- Abandonment: Desertion or willful forsaking by anyone having responsibility for care
- Isolation: Preventing an older or dependent adult from receiving mail, telephone calls, visitors
- Financial: Theft, misuse of funds or property, extortion, duress, fraud
- Neglect: Failure to provide food, clothing, shelter, health care under one’s care
- Self-neglect: failure to provide food, clothing, shelter, or health care for one’s self
- Mental suffering: Verbal assaults, threats, humiliation
The following items are possible warning signs that abuse might be occurring to an older or disabled adult. If you observe some or all of these occurring with an older or disabled adult you know, consider alerting Adult Protective Services.
- Injury that is inconsistent with the explanation for its cause
- The older or dependent adult has recently become confused or disoriented
- The caregiver shows anger, indifference, aggressive behavior toward the person
- Personal belongings, papers, credit cards are missing
- Hesitation from the elder to talk openly
- The caregiver has a history of substance abuse, mental illness, criminal behavior or family violence
- Lack of necessities, such as food, water, utilities, medications and medical care
- Another person's name added to the client's bank account or important documents, or frequent checks made out to "cash".
- The elder or dependent adult will be given options to increase their safety
- The APS worker can link the client, family to needed community resources
- Unaware family members, friends can be alerted to step in to help
- The APS worker can find ways to help the caregiver handle stress
- In some cases, the abuse perpetrator can be prosecuted, lessening the harm to others
- The reporter feels relief that a professional is assessing the situation
Volunteer speakers help educate the community about elder abuse prevention and identification, including the crime of elder financial abuse. Contact the Sonoma County Elder Justice Coalition to request a presentation.
Mandated reporters are required by law to report the observation, knowledge or reasonable suspicion of elder and dependent adult abuse to APS or law enforcement.
Mandated Reporters Are:
- Care custodians and health practitioners
- County welfare departments
- Employees of law enforcement and fire departments
- Employees of humane societies and animal control agencies
- Employees of environmental health and building code enforcement
- Clergy members
- Any other protective, public, sectarian, mental health, private assistance or advocacy agency, or person providing health services or social services
- Any person who has assumed full or intermittent responsibility for care or custody of an elder or dependent adult, whether or not that person receives compensation
- Officers or employees of financial institutions who suspect financial abuse
To ask about your status as a mandated reporter, call (800) 667-0404.
When and How to Report
California law, under the Welfare & Institutions Code for Elder Abuse, mandates reporting of physical abuse, neglect, self-neglect, sexual abuse, mental suffering, financial abuse, isolation, abandonment or abduction of an elder or dependent adult when:

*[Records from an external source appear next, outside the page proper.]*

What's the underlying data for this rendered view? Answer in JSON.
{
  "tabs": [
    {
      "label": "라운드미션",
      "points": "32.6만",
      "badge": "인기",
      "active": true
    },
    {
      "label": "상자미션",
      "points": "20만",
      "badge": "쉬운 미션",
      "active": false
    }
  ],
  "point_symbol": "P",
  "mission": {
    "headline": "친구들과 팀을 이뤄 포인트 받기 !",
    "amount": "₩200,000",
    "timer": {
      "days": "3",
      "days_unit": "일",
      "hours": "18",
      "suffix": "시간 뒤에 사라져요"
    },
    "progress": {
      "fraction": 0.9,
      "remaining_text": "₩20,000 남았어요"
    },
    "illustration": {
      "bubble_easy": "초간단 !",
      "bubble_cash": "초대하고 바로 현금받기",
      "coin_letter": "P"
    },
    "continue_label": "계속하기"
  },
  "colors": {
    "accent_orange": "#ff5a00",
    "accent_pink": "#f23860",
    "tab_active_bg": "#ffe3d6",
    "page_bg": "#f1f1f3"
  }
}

- The victim reports that abuse has occurred or has knowledge of abuse.
- The mandated reporter observes the incident.
- When an injury or condition reasonably leads the mandated reporter to suspect that abuse has occurred.
Failure of a mandated reporter to report suspected abuse and/or neglect is a misdemeanor. When the abuse results in death or great bodily harm to the elder, the penalties for failing to report are a sentence of up to one year in county jail, a $5,000 fine, or both.
Learn more about your responsibilities as a Mandated Reporter through free online trainings offered by APS. Call for more information: (707) 565-5900.